Hixson Museum of Flght Photo by Lesha Patterson
Nestled between the Middle Valley Recreation Center and Dallas Bay Skypark is a spectacle much more Huntsville than Hixson. Past the cheering ball fields of kids chomping on Dubble Bubble, you’ll find a small, baby blue building with a tacked-on sign that reads “Hixson Flight Museum.” Step inside and you’ll step back in time.
Walk the narrow path to the open doors and open arms of the volunteers and supporters that keep the museum in order. To your left you’ll see eerie pictures of passengers flying above Hixson during last year’s tumultuous tornado. To your right you’ll see rockets perched appropriately next to rocket launchers. Like any good museum, merchandise is centrally located as you walk through the entryway.
On any given day, you’ll find a handful of volunteers, both men and women, swapping stories and working at the museum. I was greeted by Brent “Poncho” Wade on my visit, and he was kind enough to give me an extensive tour with full commentary on each aircraft, which I appreciated both for the information and sincere interest he has for aviation. While at the museum, Wade goes by Poncho, a nickname he was given by other volunteers. After so many hours of service, volunteers go through a kangaroo-court ceremony and receive a quirky nickname. I also met director of operations Jody “Nutty Buddy” Whitmire.
“If you stick around, we’ll put a wrench in your hand,” said Whitmire. He emphasized that this is a working and flying museum, where volunteers keep maintenance on the aircraft and fly them to retain their order.
Aside from the entry room, the museum has two additional spaces that really take flight. Past the entry is the carefully restored hangar where all of the aircraft are stored, restored and showcased. The Ready Room next door is full of unique aviation memorabilia such as captain chairs, flight suits from the Korean War, and Russian clocks taken from submarines. Whether or not you lived through the Cold War era the museum documents, it’s easy to appreciate the features of the museum for the aviation and history itself. What I learned while at the museum was what an unexpected variety of military aircraft have been collected and transported to this tiny Hixson hangar.
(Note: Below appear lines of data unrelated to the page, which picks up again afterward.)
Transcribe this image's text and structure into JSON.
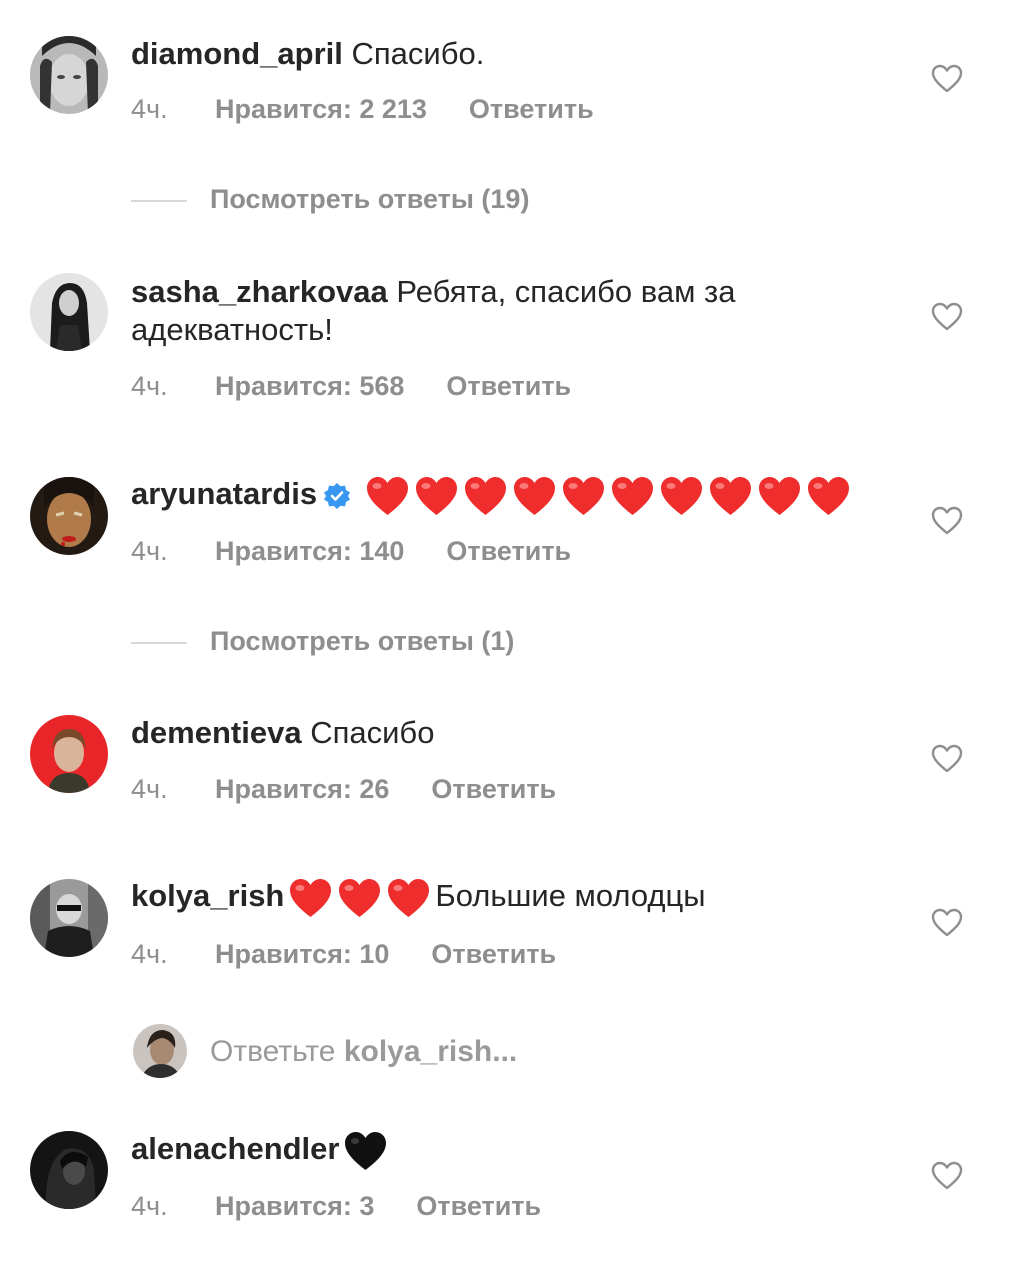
{
  "comments": [
    {
      "username": "diamond_april",
      "text": "Спасибо.",
      "time": "4ч.",
      "likes": "Нравится: 2 213",
      "reply": "Ответить",
      "hearts": 0
    },
    {
      "username": "sasha_zharkovaa",
      "text": "Ребята, спасибо вам за",
      "text2": "адекватность!",
      "time": "4ч.",
      "likes": "Нравится: 568",
      "reply": "Ответить",
      "hearts": 0
    },
    {
      "username": "aryunatardis",
      "verified": true,
      "text": "",
      "time": "4ч.",
      "likes": "Нравится: 140",
      "reply": "Ответить",
      "hearts": 10
    },
    {
      "username": "dementieva",
      "text": "Спасибо",
      "time": "4ч.",
      "likes": "Нравится: 26",
      "reply": "Ответить",
      "hearts": 0
    },
    {
      "username": "kolya_rish",
      "text": "Большие молодцы",
      "time": "4ч.",
      "likes": "Нравится: 10",
      "reply": "Ответить",
      "hearts": 3
    },
    {
      "username": "alenachendler",
      "text": "",
      "time": "4ч.",
      "likes": "Нравится: 3",
      "reply": "Ответить",
      "hearts": 0,
      "black_heart": true
    }
  ],
  "view_replies": [
    "Посмотреть ответы (19)",
    "Посмотреть ответы (1)"
  ],
  "reply_input": {
    "prefix": "Ответьте",
    "target": "kolya_rish..."
  },
  "colors": {
    "text": "#262626",
    "secondary": "#8e8e8e",
    "red_heart": "#ef2d2d",
    "verified": "#3897f0"
  },
  "icons": {
    "like": "heart-outline-icon",
    "verified": "verified-badge-icon",
    "emoji": "red-heart-emoji",
    "emoji_black": "black-heart-emoji"
  }
}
Housed at the museum are two military aircraft, the Alpha and Bravo models of the North American T-28 “Trojan,” which was designed for pilot training. The Alpha was used by the Air Force and the Bravo was the Navy’s version, but both have combat history. Also stationed nearby is a Piper Cub, a general civilian flying plane that was also used by the military, and the L4 Grasshopper, used for sleek observation. A Soviet MiG 17 was used by the Polish Air Force and, once restored, will be the only static display at the museum. The Taylorcraft, made in 1946, is similar to the Cub, but uses a wheel instead of a stick for steering.
Although bound by limited space, the museum has not yet reached its maximum growth. “We’re on the Naval surplus list for a static display,” said Whitmire. Founder of the museum, Pete O’Hare, hopes to get more aircraft on display, and continue efforts of reaching out to the community, gathering more volunteers, expanding awareness and supporting the Children’s Hospital at Erlanger. The collection currently on working display at the museum is comprised of personal planes of the museum’s founders and supporters. “It’s important we have something physical so that visitors can be in touch with aviation in terms of arts and science,” O’Hare said.
At a time when interest in aviation seems to be decreasing, the opportunity to see aircraft and speak to knowledgeable volunteers can spark a newfound interest of aviation. For that reason, field trips and tours of the museum are offered and encouraged. The museum has been a destination for the Boy Scouts, public and home school students, but museum coordinators would like to see the number of group trips expand.